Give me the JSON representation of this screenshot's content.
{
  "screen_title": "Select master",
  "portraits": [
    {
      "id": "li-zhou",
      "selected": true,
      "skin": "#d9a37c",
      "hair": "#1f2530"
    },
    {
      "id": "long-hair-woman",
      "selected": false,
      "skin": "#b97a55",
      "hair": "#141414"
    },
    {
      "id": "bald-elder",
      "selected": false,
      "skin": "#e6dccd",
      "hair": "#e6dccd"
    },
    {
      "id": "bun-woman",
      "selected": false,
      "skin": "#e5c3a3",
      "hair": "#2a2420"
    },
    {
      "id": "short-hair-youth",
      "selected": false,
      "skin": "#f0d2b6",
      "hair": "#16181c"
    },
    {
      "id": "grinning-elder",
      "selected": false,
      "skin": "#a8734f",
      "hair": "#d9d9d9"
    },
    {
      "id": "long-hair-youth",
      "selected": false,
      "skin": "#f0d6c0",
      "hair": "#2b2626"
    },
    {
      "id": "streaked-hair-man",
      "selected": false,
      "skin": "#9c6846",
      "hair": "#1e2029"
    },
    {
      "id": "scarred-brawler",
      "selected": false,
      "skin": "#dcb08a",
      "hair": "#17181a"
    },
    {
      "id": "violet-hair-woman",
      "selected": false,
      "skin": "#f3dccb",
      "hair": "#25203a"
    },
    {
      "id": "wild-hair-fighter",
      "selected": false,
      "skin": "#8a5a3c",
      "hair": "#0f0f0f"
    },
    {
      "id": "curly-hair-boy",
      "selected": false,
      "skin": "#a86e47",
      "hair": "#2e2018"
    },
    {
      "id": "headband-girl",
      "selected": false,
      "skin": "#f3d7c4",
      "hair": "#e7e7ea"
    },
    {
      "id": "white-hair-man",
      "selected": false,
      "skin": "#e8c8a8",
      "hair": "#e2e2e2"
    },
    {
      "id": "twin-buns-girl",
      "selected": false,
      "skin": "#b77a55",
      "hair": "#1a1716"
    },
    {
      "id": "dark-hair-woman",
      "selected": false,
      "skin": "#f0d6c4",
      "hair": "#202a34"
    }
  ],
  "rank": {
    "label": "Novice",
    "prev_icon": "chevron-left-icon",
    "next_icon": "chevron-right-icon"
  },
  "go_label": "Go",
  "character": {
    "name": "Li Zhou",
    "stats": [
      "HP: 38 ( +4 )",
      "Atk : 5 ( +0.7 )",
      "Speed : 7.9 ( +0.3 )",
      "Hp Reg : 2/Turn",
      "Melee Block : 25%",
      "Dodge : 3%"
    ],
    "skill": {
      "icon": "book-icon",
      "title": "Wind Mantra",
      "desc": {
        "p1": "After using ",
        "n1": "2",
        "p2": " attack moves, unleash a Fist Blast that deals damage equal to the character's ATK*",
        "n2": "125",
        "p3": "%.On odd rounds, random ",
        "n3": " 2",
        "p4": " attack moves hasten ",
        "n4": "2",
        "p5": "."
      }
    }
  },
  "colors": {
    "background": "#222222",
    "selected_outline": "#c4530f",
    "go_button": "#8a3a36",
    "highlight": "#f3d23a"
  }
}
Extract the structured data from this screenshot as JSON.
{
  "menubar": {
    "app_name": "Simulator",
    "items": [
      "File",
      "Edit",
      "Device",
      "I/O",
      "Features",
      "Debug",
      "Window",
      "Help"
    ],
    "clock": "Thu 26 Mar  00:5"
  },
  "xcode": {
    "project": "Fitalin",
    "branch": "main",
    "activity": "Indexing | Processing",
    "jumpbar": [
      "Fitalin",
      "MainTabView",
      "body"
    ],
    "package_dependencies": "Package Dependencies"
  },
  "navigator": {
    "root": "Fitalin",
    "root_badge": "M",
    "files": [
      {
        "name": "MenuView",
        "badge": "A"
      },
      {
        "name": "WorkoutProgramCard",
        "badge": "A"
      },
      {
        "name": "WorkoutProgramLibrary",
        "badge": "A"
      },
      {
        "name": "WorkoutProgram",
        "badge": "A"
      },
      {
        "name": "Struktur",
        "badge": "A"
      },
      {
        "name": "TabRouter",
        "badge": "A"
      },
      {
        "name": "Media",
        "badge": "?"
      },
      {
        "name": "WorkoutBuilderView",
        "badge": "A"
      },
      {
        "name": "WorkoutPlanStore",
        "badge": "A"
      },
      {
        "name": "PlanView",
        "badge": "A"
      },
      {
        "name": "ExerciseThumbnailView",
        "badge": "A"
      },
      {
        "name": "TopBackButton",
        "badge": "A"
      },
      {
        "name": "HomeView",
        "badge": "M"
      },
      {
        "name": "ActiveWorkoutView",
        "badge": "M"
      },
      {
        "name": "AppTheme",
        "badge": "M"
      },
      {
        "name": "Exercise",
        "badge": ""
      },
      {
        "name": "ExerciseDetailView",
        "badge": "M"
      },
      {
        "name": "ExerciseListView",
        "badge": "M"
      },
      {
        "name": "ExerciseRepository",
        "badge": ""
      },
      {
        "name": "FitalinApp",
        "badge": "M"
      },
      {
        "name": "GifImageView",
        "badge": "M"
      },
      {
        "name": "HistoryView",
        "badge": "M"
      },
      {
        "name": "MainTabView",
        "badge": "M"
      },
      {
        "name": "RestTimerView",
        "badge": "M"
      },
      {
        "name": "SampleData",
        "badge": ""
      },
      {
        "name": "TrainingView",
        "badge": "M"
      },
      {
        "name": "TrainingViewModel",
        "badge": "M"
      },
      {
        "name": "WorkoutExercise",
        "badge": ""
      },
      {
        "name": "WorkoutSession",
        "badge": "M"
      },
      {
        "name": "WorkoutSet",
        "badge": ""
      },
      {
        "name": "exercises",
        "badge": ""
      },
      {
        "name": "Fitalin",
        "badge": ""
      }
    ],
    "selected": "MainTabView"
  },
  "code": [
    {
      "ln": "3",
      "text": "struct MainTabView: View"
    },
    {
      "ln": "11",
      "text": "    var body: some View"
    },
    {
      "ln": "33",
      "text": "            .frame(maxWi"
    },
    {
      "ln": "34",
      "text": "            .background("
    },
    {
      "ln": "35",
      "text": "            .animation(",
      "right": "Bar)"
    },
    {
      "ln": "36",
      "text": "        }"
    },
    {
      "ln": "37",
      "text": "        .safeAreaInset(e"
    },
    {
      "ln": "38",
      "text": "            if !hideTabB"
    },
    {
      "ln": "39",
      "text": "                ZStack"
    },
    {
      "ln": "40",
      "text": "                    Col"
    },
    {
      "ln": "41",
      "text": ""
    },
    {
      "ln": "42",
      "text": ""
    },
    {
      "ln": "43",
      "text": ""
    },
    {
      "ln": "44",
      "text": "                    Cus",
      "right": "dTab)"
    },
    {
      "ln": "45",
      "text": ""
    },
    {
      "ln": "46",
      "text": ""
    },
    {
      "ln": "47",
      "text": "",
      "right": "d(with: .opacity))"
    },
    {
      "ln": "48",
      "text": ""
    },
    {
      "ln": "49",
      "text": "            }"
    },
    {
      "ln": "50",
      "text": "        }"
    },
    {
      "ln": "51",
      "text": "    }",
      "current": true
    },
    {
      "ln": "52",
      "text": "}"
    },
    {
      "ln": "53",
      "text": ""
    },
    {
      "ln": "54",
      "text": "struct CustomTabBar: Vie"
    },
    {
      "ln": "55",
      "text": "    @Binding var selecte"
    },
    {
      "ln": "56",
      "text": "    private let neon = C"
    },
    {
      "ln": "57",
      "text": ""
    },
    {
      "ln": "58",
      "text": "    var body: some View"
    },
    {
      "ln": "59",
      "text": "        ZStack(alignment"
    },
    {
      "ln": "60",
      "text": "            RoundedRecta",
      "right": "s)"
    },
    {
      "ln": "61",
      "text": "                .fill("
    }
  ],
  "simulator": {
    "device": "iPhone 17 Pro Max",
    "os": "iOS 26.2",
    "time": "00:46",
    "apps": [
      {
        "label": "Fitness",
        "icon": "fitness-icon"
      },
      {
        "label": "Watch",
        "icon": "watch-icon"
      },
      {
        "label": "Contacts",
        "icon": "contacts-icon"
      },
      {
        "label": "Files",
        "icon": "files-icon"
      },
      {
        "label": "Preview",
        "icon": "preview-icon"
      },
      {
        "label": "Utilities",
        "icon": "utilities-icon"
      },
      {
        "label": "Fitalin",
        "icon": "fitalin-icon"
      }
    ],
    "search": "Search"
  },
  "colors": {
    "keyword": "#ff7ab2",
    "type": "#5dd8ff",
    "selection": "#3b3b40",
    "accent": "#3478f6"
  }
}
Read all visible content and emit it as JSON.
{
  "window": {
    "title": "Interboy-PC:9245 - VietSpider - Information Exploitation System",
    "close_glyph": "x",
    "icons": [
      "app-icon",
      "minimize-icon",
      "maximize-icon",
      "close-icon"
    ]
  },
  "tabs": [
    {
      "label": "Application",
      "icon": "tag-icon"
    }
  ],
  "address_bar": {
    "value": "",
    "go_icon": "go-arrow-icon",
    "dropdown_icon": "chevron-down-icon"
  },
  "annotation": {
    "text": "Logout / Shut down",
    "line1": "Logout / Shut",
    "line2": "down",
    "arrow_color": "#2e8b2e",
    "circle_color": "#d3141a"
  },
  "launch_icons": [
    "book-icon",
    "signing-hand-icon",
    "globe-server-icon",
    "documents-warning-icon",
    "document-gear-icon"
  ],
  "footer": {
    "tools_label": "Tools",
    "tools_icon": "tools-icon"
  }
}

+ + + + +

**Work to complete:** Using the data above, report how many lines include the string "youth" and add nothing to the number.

**Response area:** 2